[Material shown — start]

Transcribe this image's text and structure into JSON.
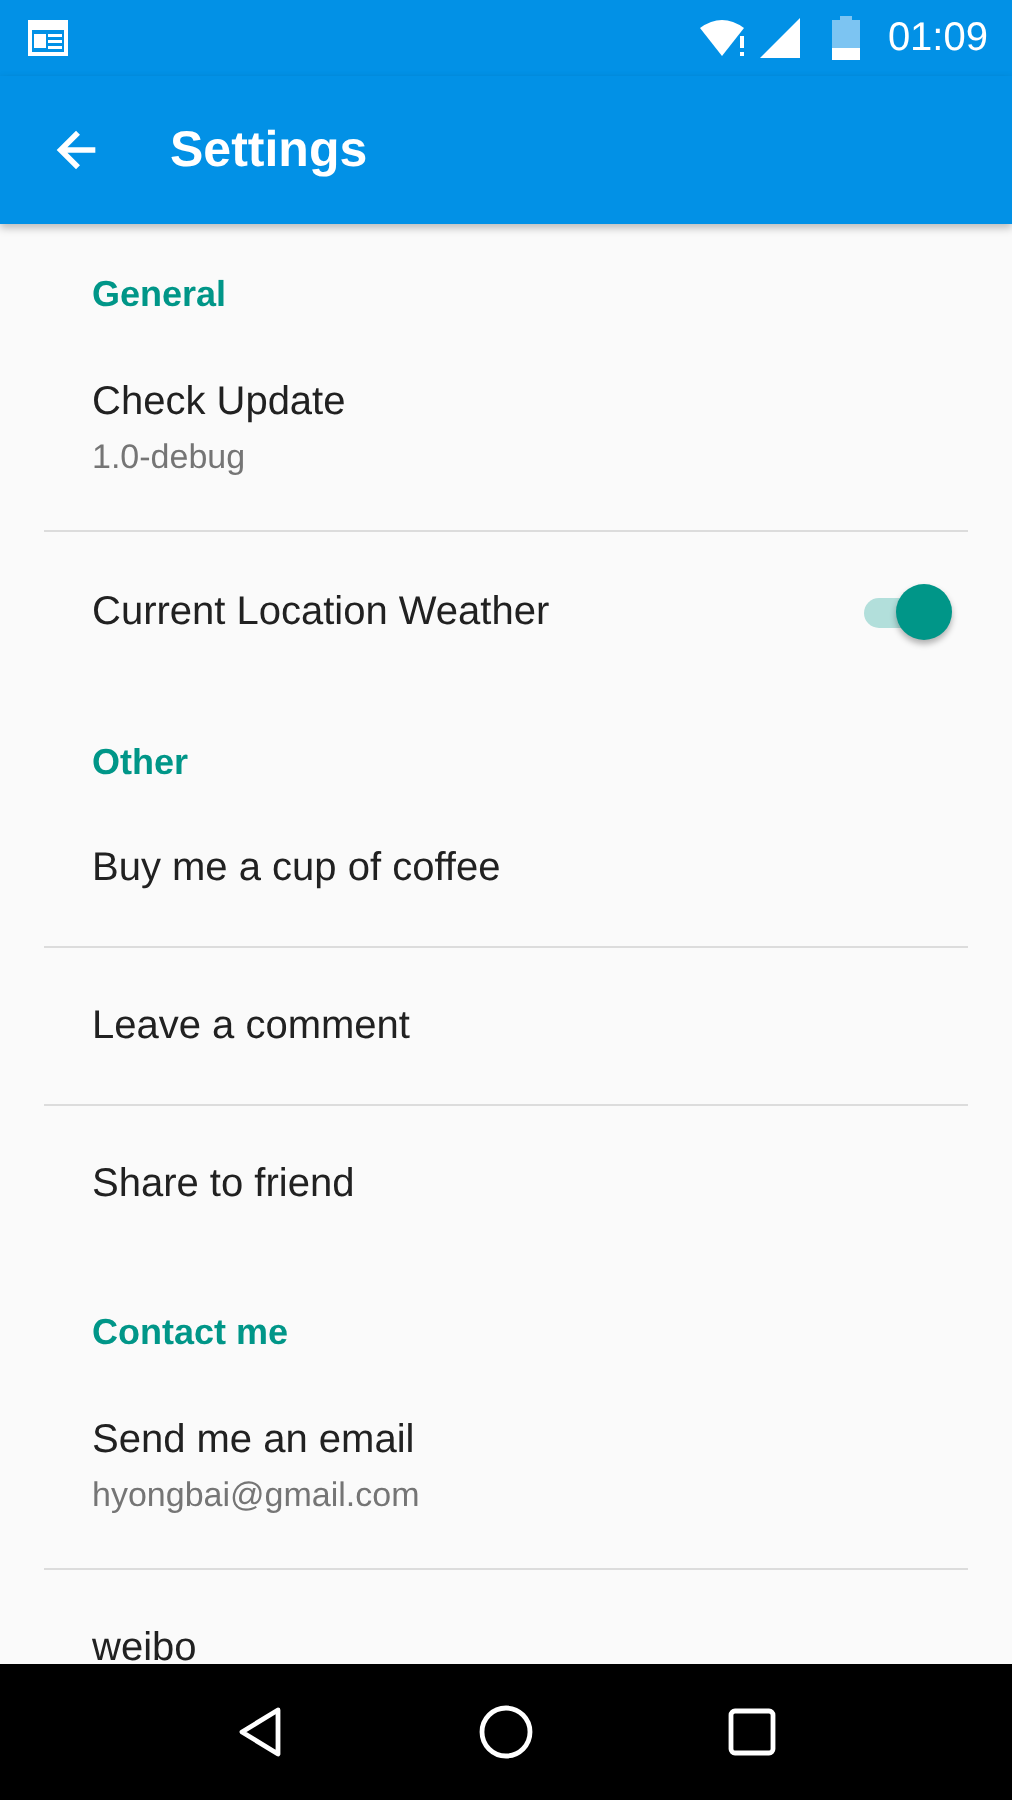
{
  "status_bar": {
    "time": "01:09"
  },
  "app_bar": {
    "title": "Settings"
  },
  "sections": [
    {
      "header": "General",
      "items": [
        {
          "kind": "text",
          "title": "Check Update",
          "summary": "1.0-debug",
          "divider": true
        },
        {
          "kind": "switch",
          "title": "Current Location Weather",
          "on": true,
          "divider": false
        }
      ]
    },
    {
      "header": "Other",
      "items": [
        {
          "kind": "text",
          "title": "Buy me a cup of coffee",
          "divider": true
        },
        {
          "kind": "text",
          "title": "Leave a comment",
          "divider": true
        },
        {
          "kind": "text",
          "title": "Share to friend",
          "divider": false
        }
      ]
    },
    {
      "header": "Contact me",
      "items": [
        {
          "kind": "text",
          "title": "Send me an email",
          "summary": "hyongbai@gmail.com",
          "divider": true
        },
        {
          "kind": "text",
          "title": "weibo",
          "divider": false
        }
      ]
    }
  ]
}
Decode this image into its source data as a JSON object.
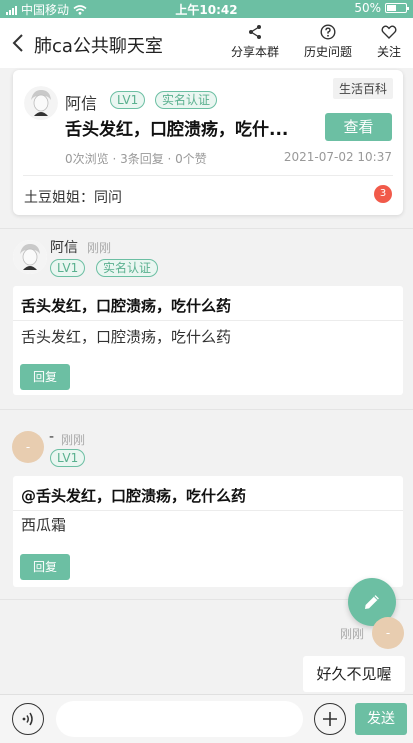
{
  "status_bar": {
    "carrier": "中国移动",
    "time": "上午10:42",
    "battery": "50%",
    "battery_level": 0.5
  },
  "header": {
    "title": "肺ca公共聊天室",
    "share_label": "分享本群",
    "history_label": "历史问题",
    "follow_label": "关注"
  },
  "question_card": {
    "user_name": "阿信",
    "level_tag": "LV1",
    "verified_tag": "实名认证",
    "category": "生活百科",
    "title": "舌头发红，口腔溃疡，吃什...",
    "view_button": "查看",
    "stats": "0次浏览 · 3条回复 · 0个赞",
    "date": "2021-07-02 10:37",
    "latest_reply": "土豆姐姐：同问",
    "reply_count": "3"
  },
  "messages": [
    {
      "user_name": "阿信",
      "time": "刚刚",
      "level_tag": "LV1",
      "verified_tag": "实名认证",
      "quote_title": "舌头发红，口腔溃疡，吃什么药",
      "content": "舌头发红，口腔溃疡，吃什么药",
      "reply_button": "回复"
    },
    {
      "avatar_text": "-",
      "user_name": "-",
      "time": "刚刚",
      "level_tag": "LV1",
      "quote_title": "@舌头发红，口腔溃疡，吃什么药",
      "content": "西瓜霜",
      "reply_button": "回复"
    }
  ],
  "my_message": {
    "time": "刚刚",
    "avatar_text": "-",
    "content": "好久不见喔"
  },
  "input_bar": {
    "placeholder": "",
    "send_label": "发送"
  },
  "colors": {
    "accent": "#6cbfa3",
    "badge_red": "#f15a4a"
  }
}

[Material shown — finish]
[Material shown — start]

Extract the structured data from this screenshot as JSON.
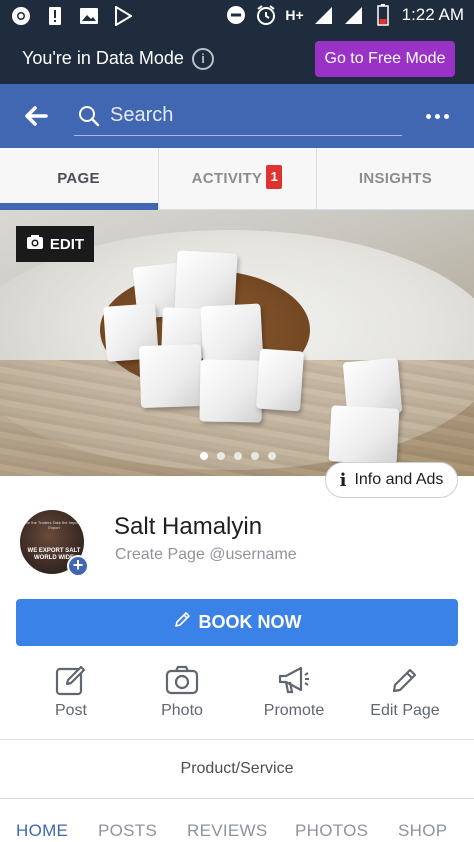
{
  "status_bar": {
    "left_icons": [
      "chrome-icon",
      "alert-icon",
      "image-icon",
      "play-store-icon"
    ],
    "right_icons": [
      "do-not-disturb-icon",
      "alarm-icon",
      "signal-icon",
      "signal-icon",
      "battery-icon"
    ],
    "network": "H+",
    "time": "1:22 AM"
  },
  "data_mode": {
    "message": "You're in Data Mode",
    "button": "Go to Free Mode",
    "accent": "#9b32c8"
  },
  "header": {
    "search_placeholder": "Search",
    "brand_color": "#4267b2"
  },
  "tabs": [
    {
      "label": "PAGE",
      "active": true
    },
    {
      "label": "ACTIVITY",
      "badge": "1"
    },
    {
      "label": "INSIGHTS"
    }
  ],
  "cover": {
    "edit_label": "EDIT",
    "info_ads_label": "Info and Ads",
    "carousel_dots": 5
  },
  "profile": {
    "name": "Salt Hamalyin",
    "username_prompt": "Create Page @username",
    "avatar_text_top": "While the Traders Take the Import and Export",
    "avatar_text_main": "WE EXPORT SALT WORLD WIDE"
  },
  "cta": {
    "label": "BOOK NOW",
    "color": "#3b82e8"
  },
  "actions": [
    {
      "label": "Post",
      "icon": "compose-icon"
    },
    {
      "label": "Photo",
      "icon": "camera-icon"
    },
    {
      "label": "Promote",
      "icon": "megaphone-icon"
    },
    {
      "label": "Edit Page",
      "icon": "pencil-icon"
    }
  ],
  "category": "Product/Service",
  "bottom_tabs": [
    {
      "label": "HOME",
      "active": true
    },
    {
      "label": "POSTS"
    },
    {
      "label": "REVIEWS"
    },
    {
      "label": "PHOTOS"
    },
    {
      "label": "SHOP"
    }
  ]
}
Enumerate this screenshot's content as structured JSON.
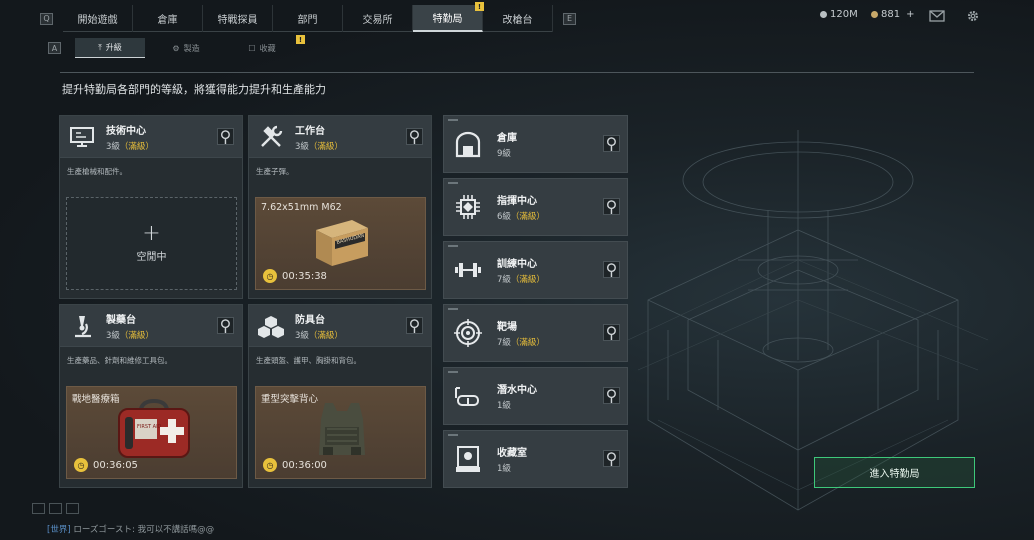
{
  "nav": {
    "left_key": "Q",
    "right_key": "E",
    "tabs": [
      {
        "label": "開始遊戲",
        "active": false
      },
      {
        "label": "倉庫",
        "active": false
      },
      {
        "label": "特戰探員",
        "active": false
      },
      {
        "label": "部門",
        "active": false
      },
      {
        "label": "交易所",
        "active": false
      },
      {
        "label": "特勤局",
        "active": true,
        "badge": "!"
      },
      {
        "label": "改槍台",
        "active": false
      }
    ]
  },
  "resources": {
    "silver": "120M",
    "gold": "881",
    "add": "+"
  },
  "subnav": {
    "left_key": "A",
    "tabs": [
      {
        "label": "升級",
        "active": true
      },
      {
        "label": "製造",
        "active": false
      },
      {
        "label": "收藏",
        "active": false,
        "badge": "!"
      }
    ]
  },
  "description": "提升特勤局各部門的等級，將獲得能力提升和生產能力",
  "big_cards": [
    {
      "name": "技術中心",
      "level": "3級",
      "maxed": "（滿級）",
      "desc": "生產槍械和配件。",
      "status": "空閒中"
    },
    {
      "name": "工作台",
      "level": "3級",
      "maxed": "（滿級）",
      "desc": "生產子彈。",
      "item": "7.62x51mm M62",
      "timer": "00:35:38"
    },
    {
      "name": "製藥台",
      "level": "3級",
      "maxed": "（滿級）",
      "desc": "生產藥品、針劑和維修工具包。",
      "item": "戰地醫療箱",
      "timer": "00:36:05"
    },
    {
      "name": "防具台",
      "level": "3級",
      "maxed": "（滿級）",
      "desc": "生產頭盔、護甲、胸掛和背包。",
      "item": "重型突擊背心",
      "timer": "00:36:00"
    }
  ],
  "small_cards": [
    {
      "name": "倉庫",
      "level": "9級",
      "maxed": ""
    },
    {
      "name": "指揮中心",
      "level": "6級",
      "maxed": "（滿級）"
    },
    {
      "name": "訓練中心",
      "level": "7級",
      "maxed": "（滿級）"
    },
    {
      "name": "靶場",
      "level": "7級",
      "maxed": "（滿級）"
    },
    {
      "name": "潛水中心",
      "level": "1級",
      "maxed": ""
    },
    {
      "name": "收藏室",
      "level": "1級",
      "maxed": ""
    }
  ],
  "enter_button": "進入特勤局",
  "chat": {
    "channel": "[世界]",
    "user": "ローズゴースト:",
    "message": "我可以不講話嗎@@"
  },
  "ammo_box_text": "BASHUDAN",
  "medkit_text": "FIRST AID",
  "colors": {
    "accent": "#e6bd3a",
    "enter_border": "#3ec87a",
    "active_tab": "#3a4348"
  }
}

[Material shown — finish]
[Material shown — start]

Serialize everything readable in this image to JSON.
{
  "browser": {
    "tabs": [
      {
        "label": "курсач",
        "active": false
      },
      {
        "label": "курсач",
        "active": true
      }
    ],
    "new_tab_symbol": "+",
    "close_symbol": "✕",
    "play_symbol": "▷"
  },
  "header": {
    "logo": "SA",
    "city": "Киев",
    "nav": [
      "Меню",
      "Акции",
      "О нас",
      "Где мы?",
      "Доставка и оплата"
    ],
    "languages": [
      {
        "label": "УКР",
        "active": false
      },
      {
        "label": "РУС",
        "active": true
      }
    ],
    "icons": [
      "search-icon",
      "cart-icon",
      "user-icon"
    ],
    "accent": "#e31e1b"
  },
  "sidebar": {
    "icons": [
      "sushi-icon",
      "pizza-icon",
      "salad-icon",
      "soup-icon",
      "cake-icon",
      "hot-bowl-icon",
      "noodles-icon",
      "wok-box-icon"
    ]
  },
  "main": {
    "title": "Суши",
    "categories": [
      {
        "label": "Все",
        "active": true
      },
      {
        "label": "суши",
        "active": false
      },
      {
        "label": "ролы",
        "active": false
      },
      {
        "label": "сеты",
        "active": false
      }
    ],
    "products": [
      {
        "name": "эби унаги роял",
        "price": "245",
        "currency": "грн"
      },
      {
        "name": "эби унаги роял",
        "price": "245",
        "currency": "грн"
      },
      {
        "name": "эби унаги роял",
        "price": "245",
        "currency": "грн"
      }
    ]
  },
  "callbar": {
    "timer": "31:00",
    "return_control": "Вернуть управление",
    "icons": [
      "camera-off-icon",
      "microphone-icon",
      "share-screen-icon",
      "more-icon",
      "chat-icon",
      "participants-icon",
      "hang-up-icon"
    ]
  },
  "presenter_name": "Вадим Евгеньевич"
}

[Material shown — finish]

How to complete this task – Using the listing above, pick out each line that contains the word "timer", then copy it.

Written answer –
      "timer": "00:35:38"
      "timer": "00:36:05"
      "timer": "00:36:00"
    "timer": "31:00",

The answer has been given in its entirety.